Saturday, April 14, 2012

150th Anniversary of the Kerfluffle at Picacho Pass

The California Column is unique in Civil War history, because the men who were recruited for the Union Army stayed in the far west.

The vast majority of the 16,000 U. S. regulars were stationed in the west prior to the Civil War. They had a lot to do: keep the mail coming, keep the Native Americans from killing folks, and keeping the peace in the new state of California, which was geographically HUGE compared to the states in the east. It still is, btw.

The regulars went east as soon as Fort Sumter was fired on, so the new recruits took their place in California and the territories of New Mexico and Arizona.

On April 15, a very small group of Union cavalry (12 men) attacked an even smaller group of Confederate cavalry (10 men). This kerfluffle took place about two miles from Arizona's Picacho Peak, and the skirmish is considered to be the western version of the Confederacy's "high water mark."

Unlike Gettysburg, the Union lost this one.
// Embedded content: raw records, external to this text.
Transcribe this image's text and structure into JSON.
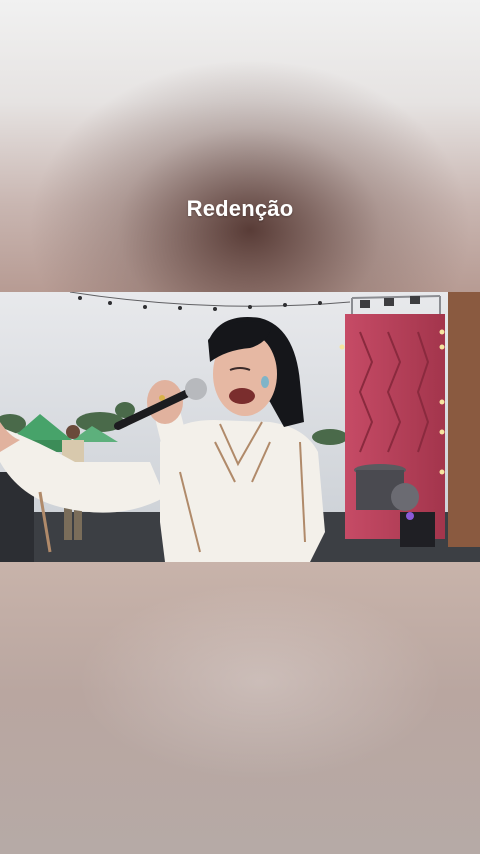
{
  "story": {
    "caption": "Redenção",
    "media_type": "video",
    "scene": {
      "background_colors": [
        "#f1f1f1",
        "#b79b93",
        "#b9a6a0"
      ],
      "stage_color": "#c14a62",
      "tent_color": "#47a36a",
      "blouse_color": "#f3f0ea"
    }
  }
}
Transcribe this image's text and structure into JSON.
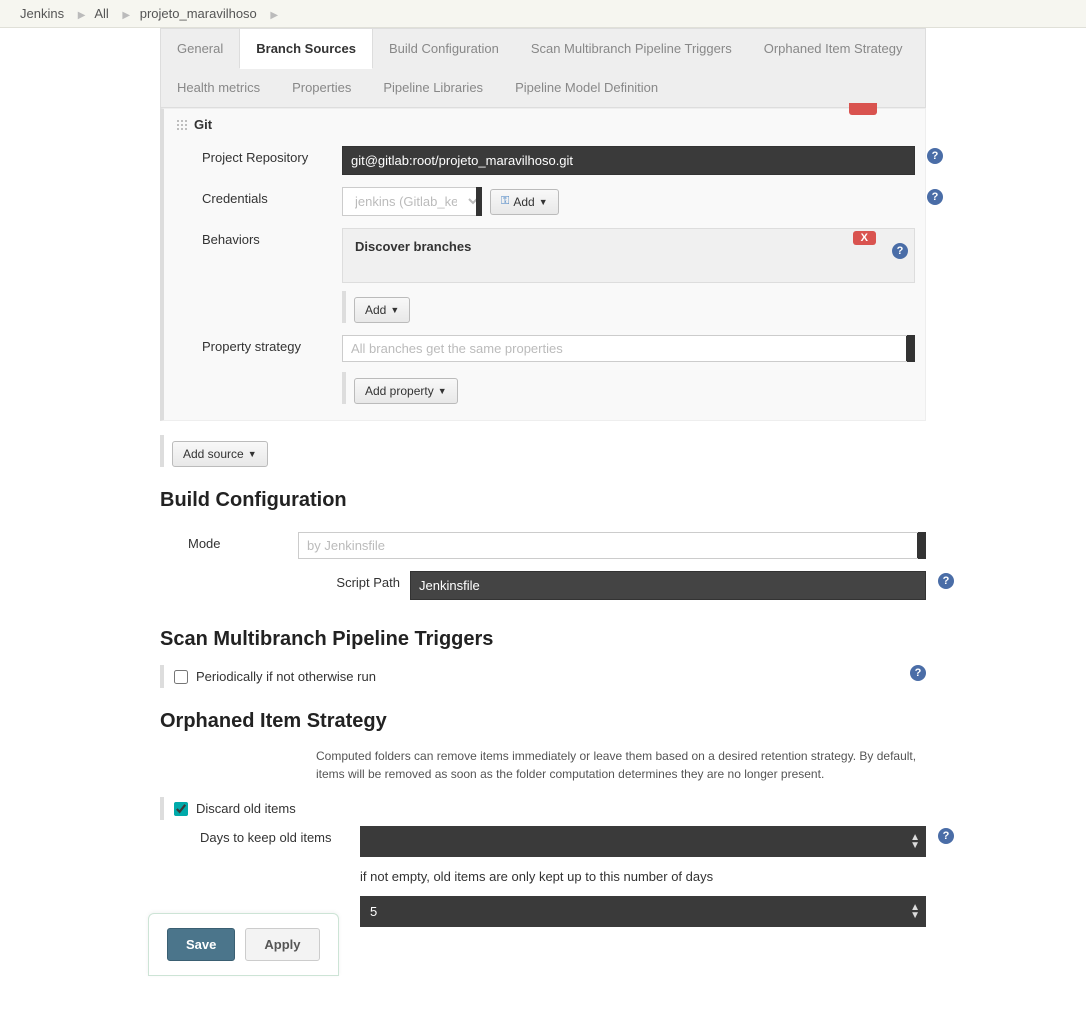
{
  "breadcrumbs": [
    "Jenkins",
    "All",
    "projeto_maravilhoso"
  ],
  "tabs_row1": [
    "General",
    "Branch Sources",
    "Build Configuration",
    "Scan Multibranch Pipeline Triggers",
    "Orphaned Item Strategy"
  ],
  "tabs_row2": [
    "Health metrics",
    "Properties",
    "Pipeline Libraries",
    "Pipeline Model Definition"
  ],
  "active_tab": "Branch Sources",
  "git": {
    "title": "Git",
    "repo_label": "Project Repository",
    "repo_value": "git@gitlab:root/projeto_maravilhoso.git",
    "cred_label": "Credentials",
    "cred_value": "jenkins (Gitlab_key)",
    "add_btn": "Add",
    "behaviors_label": "Behaviors",
    "behavior_title": "Discover branches",
    "behavior_x": "X",
    "behavior_add": "Add",
    "prop_strategy_label": "Property strategy",
    "prop_strategy_value": "All branches get the same properties",
    "add_property": "Add property",
    "add_source": "Add source"
  },
  "build": {
    "heading": "Build Configuration",
    "mode_label": "Mode",
    "mode_value": "by Jenkinsfile",
    "script_label": "Script Path",
    "script_value": "Jenkinsfile"
  },
  "scan": {
    "heading": "Scan Multibranch Pipeline Triggers",
    "periodic_label": "Periodically if not otherwise run"
  },
  "orphan": {
    "heading": "Orphaned Item Strategy",
    "desc": "Computed folders can remove items immediately or leave them based on a desired retention strategy. By default, items will be removed as soon as the folder computation determines they are no longer present.",
    "discard_label": "Discard old items",
    "days_label": "Days to keep old items",
    "days_hint": "if not empty, old items are only kept up to this number of days",
    "max_value": "5",
    "truncated_label": ""
  },
  "buttons": {
    "save": "Save",
    "apply": "Apply"
  }
}
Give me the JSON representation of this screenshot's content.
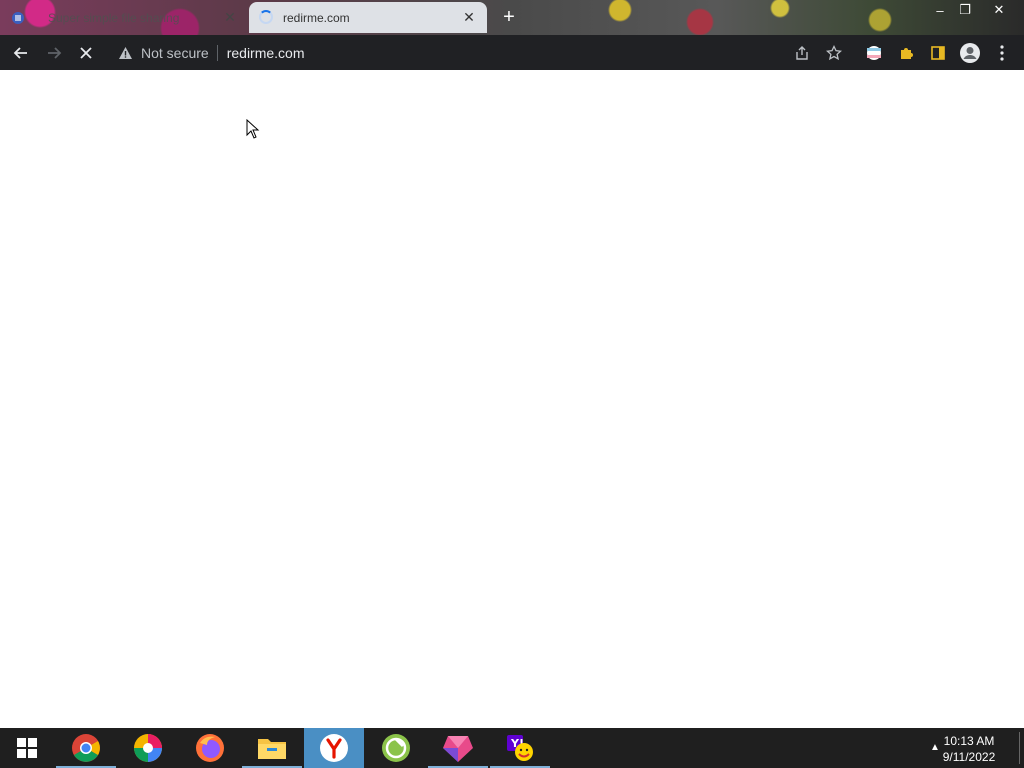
{
  "browser": {
    "tabs": [
      {
        "title": "Super simple file sharing",
        "active": false
      },
      {
        "title": "redirme.com",
        "active": true,
        "loading": true
      }
    ],
    "new_tab_label": "+",
    "window_controls": {
      "minimize": "–",
      "restore": "❐",
      "close": "✕"
    },
    "toolbar": {
      "security_label": "Not secure",
      "url": "redirme.com"
    }
  },
  "taskbar": {
    "apps": [
      {
        "name": "chrome-icon"
      },
      {
        "name": "pinwheel-app-icon"
      },
      {
        "name": "firefox-icon"
      },
      {
        "name": "file-explorer-icon"
      },
      {
        "name": "yandex-browser-icon",
        "active": true
      },
      {
        "name": "green-app-icon"
      },
      {
        "name": "pink-gem-app-icon"
      },
      {
        "name": "yahoo-messenger-icon"
      }
    ],
    "clock": {
      "time": "10:13 AM",
      "date": "9/11/2022"
    }
  },
  "colors": {
    "toolbar_bg": "#202124",
    "active_tab_bg": "#dee1e6",
    "taskbar_bg": "#1f1f1f",
    "taskbar_active": "#4a8fc4"
  }
}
Just like Gettysburg, men died.

No comments:

Post a Comment